[Records from a data source]
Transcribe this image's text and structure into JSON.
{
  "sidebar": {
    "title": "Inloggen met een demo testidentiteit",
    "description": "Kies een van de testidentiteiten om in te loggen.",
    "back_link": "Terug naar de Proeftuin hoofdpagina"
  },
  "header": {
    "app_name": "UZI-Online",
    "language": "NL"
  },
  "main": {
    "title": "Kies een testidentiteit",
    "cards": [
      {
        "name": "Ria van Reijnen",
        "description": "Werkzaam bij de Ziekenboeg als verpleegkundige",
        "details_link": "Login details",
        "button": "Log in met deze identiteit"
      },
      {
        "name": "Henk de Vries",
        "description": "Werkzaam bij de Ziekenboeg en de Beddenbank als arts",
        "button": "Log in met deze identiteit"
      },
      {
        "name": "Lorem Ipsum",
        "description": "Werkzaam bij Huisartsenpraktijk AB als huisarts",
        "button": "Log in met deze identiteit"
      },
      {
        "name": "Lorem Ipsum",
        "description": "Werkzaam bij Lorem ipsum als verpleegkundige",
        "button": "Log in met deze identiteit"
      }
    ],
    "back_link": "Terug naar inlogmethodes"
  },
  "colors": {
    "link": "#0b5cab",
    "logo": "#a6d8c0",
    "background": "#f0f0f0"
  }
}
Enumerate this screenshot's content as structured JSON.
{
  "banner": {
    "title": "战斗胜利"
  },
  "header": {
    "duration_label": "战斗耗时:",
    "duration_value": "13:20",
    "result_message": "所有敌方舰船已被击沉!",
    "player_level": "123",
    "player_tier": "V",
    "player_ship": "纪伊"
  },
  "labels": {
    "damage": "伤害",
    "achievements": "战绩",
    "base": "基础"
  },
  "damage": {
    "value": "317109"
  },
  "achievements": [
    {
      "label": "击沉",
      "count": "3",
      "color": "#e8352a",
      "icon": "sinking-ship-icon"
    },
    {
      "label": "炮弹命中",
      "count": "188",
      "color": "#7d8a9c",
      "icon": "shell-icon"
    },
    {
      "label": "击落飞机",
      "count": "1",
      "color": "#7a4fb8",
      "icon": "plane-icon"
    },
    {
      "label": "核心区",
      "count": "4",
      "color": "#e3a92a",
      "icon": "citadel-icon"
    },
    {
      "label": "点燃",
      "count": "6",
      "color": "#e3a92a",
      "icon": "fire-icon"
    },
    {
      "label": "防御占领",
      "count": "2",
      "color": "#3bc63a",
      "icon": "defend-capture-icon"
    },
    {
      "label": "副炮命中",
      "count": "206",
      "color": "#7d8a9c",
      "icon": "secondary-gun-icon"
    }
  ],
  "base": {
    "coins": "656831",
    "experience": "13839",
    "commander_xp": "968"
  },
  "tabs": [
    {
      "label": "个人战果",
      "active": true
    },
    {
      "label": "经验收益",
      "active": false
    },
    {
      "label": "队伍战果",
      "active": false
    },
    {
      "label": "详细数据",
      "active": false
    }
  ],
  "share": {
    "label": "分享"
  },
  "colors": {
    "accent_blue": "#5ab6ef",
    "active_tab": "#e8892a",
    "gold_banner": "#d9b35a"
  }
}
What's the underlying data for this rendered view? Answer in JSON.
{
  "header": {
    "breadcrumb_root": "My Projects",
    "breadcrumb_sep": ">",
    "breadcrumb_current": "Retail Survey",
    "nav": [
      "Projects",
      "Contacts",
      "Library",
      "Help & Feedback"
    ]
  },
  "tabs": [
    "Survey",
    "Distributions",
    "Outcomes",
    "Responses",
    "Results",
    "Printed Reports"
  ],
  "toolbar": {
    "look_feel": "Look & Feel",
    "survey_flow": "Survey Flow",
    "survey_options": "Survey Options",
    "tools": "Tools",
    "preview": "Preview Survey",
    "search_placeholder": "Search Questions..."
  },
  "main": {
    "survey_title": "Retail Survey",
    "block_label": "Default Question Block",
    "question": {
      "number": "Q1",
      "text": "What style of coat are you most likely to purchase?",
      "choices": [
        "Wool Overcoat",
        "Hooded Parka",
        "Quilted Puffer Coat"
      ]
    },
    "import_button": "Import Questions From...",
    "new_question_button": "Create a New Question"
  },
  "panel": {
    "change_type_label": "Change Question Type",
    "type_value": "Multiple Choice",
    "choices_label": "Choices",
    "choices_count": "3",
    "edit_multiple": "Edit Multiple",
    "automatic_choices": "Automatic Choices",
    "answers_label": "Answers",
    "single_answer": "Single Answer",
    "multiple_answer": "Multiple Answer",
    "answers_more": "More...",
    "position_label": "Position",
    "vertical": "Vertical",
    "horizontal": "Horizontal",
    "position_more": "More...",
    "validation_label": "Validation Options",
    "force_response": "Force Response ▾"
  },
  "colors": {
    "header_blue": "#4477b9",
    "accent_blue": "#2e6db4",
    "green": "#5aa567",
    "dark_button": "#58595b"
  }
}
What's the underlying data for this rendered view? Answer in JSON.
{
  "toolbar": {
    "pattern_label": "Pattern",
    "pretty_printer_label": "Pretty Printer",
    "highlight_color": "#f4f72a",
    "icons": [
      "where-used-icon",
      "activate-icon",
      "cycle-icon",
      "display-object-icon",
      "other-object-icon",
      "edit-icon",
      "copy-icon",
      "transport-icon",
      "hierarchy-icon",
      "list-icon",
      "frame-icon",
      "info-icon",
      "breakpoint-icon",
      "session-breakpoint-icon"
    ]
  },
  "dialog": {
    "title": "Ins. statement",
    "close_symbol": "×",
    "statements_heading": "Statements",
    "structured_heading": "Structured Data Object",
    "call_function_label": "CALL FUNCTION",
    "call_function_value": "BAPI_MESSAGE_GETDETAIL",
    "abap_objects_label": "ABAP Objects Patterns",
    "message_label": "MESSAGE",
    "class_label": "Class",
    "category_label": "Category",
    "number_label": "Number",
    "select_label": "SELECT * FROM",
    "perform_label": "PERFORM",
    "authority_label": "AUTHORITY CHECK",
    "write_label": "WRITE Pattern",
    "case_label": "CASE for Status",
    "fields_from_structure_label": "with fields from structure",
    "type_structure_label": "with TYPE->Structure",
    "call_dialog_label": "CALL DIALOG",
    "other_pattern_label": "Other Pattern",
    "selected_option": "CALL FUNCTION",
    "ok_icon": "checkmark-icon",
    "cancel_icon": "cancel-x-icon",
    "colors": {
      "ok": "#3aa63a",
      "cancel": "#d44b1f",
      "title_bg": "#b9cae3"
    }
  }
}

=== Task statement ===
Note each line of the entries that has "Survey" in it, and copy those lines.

=== Task answer ===
    "breadcrumb_current": "Retail Survey",
    "Survey",
    "survey_flow": "Survey Flow",
    "survey_options": "Survey Options",
    "preview": "Preview Survey",
    "survey_title": "Retail Survey",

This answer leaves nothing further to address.